MOT Bloggers Club October 2022

Testing tricks and treats

I’m sure I’m forgetting dozens of useful tips, but here’s a few that fit the theme.

Laptop security trickery

My favorite harmless office tricks, are around people leaving their machines unlocked. Working in offices being a thing of the past for some, myself included. It’s important to keep machines secure, and nothing changes behavior like your peers having some fun at your expense.

So what happened if you left your machine unlocked and unattended?

  • People sent silly messages from your machine in private channels
  • Your background picture was changed
  • Your mouse sensitivity, buttons, and inversion where messed up

All little things that you could easily resolve. But mildly annoying, and a learning moment.

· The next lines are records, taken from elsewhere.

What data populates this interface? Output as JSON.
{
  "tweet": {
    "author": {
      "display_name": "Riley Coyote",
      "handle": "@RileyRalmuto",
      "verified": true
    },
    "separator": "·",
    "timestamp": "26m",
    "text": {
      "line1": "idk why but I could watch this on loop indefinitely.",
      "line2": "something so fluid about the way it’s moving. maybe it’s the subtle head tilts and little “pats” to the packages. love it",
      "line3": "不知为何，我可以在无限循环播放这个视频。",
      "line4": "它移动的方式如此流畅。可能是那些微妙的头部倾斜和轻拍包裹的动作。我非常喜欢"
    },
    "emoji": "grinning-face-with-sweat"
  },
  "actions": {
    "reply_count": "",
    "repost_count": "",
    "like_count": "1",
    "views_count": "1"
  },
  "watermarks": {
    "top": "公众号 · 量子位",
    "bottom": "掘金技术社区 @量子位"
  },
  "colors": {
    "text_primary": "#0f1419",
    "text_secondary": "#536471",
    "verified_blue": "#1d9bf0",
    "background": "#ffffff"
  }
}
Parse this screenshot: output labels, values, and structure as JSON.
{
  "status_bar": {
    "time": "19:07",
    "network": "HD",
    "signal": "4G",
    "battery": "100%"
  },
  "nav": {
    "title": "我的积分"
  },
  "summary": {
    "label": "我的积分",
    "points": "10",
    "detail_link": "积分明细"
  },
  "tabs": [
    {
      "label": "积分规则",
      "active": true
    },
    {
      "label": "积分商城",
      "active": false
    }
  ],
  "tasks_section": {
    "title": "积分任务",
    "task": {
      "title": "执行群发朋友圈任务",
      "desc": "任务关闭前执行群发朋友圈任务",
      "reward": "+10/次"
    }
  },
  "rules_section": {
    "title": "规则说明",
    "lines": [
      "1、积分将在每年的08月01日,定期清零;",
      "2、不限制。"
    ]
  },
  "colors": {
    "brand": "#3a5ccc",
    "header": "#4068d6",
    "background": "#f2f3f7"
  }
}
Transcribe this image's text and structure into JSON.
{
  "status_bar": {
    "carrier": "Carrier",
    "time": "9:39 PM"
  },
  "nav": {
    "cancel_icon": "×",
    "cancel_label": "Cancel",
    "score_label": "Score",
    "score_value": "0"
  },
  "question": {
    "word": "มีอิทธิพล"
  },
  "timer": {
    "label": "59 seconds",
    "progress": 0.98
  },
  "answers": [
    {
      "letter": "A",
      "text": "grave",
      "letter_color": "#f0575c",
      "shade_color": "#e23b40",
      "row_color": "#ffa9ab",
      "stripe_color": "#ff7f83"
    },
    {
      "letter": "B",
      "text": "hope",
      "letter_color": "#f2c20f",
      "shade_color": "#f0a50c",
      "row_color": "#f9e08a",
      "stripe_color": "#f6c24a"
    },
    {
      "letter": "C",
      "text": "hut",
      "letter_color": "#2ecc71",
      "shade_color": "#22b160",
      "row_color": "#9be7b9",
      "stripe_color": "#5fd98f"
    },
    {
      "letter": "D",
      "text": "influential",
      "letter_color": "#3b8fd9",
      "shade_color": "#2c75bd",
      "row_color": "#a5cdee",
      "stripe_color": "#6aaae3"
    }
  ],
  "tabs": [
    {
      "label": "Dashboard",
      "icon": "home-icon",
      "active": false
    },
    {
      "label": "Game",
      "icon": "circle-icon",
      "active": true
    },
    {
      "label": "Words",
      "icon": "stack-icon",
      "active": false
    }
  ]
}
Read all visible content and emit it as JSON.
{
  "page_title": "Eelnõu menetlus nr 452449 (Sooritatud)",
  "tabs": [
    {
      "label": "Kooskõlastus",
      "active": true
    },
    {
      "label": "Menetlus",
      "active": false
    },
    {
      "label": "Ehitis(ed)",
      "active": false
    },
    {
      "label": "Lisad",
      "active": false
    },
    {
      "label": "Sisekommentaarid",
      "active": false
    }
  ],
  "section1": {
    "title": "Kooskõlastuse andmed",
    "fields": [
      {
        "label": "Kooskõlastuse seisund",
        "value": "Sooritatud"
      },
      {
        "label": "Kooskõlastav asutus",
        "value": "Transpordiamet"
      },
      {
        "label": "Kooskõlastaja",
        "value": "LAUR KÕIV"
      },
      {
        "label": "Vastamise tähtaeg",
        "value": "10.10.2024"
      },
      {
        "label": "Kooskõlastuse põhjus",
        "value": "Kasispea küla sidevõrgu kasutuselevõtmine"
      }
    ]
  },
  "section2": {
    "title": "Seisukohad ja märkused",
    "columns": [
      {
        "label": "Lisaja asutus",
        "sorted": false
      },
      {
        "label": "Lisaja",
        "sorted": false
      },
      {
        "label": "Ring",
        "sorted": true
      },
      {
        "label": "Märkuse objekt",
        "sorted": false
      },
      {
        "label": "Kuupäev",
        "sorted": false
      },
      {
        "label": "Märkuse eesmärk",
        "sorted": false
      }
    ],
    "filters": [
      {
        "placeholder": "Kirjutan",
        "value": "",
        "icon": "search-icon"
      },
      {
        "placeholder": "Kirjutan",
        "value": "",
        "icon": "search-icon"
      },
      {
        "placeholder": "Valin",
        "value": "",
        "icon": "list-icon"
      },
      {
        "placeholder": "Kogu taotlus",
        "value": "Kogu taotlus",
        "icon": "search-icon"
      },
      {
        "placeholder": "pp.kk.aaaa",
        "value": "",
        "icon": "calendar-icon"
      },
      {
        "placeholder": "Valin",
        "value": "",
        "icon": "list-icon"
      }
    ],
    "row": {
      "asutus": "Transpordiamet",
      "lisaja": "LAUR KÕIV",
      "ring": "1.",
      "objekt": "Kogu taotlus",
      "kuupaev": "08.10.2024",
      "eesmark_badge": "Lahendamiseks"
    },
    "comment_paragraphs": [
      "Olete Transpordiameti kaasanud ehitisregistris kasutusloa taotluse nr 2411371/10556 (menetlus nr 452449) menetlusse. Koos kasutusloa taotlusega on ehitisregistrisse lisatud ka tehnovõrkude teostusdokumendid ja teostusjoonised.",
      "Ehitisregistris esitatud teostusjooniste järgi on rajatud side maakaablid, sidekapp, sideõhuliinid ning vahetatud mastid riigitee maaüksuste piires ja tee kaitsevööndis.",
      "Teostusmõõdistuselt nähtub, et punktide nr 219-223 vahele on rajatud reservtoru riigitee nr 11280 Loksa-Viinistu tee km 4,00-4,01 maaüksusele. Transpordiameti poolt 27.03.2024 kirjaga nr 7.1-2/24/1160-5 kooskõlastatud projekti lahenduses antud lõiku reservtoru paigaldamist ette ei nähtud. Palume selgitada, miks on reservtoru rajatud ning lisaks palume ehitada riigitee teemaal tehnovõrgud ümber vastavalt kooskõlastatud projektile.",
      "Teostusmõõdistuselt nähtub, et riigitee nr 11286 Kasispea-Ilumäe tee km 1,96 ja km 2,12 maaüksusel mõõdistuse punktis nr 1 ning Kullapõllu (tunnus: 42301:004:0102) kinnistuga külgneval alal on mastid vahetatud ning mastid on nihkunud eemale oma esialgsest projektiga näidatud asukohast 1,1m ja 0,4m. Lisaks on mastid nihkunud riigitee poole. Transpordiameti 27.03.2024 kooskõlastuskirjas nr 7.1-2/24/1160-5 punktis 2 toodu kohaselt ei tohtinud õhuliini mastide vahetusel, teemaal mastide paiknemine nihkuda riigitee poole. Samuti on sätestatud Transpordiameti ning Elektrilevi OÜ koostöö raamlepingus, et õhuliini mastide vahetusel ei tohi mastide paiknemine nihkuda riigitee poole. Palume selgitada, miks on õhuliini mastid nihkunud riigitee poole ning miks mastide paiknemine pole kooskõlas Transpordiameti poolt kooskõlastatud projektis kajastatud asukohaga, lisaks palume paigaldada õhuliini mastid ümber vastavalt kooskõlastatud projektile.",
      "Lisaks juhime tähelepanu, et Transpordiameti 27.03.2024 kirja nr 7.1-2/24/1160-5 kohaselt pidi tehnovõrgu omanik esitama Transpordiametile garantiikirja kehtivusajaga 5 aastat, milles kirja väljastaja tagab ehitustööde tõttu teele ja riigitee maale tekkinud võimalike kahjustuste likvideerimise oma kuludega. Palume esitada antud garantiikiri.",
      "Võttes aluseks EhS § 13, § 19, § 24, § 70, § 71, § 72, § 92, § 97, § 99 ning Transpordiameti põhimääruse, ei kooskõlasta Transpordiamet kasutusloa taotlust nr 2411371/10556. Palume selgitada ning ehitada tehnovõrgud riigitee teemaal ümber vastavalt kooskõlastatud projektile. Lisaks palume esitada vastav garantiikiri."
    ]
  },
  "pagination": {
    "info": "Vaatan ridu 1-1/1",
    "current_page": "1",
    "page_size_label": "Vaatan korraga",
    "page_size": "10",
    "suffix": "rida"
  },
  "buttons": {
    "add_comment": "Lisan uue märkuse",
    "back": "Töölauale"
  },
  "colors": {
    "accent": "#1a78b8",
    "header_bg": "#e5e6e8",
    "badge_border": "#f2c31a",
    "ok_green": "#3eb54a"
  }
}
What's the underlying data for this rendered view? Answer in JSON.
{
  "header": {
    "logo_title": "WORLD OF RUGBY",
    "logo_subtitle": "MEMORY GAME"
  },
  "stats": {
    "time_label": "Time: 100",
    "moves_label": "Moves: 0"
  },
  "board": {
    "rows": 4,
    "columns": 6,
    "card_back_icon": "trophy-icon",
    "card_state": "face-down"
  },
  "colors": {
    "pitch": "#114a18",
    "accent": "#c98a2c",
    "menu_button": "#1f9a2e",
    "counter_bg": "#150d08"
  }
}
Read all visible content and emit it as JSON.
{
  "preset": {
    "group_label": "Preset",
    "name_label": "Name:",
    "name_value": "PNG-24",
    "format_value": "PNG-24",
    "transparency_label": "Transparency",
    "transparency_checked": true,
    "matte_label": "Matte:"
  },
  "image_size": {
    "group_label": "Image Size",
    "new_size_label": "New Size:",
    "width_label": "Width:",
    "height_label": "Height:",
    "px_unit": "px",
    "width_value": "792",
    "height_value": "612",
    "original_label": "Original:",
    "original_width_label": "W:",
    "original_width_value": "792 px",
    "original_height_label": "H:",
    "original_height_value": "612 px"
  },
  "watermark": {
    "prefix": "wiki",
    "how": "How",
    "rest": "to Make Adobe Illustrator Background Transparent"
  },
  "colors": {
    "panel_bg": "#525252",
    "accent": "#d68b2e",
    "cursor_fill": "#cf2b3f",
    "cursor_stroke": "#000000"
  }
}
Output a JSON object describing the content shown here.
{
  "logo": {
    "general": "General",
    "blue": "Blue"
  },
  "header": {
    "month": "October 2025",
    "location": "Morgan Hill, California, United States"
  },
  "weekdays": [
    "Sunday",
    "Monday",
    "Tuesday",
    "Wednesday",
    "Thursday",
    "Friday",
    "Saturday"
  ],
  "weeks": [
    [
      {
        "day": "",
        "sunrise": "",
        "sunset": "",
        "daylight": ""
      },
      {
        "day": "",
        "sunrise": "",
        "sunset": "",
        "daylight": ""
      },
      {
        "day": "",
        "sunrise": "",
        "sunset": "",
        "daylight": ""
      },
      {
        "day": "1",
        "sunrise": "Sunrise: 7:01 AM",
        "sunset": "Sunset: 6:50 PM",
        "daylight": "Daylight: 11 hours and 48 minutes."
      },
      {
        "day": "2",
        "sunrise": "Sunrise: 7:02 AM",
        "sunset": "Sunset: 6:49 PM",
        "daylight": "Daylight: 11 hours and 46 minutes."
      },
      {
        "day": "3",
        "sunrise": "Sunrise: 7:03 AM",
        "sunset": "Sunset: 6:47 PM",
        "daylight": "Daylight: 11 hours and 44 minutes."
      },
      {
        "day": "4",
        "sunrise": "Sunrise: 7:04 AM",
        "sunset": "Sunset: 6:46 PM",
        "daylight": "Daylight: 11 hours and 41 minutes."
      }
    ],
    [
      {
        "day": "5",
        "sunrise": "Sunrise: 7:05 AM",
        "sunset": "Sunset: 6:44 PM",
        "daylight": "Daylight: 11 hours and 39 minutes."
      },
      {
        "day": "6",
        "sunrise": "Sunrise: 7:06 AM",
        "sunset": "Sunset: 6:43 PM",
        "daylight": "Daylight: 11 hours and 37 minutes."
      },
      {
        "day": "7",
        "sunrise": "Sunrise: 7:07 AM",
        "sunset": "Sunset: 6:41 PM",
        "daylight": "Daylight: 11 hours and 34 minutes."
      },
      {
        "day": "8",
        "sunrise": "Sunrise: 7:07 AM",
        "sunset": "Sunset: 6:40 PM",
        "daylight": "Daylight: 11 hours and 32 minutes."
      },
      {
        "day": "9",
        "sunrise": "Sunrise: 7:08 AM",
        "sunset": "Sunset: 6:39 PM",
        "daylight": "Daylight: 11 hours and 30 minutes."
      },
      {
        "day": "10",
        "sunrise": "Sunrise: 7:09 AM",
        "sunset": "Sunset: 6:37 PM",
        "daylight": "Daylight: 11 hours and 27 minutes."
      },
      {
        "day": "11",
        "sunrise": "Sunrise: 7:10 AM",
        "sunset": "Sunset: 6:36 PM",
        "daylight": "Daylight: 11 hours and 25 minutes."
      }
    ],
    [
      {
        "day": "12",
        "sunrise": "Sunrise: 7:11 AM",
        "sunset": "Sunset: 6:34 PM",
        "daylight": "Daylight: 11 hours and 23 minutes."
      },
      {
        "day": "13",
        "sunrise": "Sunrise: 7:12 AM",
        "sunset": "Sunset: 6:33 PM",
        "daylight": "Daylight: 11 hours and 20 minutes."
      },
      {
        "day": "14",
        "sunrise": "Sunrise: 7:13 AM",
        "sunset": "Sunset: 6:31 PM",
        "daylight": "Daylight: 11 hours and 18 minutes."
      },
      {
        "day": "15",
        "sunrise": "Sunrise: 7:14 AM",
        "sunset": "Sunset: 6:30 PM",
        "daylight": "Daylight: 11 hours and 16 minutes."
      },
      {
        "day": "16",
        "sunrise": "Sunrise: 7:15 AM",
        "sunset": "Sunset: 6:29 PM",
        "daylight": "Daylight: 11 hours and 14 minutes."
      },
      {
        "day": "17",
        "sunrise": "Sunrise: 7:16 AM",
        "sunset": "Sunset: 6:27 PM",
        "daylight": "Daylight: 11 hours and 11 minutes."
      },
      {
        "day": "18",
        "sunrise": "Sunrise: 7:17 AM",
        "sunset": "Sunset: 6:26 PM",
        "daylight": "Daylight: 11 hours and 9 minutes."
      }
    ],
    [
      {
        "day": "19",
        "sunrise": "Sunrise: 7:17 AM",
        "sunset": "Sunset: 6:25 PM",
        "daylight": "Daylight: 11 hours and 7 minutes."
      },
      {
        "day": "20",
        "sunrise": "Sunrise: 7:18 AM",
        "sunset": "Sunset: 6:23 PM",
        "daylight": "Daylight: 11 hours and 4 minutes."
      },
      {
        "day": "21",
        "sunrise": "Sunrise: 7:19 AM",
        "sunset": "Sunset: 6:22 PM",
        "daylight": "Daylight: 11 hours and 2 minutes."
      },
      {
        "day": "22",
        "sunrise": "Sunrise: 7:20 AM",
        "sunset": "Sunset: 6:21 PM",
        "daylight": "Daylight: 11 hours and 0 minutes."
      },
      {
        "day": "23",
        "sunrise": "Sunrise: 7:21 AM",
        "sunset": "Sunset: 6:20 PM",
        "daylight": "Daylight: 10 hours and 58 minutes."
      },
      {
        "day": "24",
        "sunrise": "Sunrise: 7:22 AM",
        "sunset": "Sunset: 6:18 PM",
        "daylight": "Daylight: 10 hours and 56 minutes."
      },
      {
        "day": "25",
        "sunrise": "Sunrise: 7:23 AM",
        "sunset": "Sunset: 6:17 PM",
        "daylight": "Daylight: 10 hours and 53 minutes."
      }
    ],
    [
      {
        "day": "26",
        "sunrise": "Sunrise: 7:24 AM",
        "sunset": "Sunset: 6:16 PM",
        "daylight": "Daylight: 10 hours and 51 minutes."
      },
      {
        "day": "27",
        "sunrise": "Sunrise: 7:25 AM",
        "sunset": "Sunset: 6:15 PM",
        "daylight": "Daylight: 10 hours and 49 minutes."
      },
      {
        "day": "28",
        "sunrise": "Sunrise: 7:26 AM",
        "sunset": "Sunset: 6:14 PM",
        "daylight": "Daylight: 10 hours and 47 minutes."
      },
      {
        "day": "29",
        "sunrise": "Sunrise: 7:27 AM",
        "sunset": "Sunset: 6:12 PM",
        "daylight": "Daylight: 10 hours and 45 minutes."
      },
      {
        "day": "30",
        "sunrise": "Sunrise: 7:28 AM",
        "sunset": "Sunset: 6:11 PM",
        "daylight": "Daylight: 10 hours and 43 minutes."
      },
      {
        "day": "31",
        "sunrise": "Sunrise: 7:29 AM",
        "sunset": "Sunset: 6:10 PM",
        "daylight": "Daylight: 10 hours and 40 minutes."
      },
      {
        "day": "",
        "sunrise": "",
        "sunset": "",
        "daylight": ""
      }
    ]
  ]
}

CLI goodness

I like using CLI over a UI interface in most cases. Sure I can use the built in Git tools, but I know how to use a command line, and thats a happy place. Doesn’t mean we can’t improve that a little…

That experience got even better when I learned a few things:

  • CTRL + R to search your history, rather than hit the “up arrow” for hours trying to find “that command I ran”
  • Creating aliases in your shell profile (.zshrc or equivalent) to save on typing
  • Lots of env var exports in the shell profile, again to save time.

Online editors

Sometimes you need a proper IDE to get the experience you want. Other times you just need to write some words down, or check out some data.

I like to use online tools for those lightweight tasks, if I’m not already in my editor. For example JSON validators / formatters. Recently I used the Specflow Gherkin editor, to get a few scenarios written down. Having a few options to get the job done is always nice.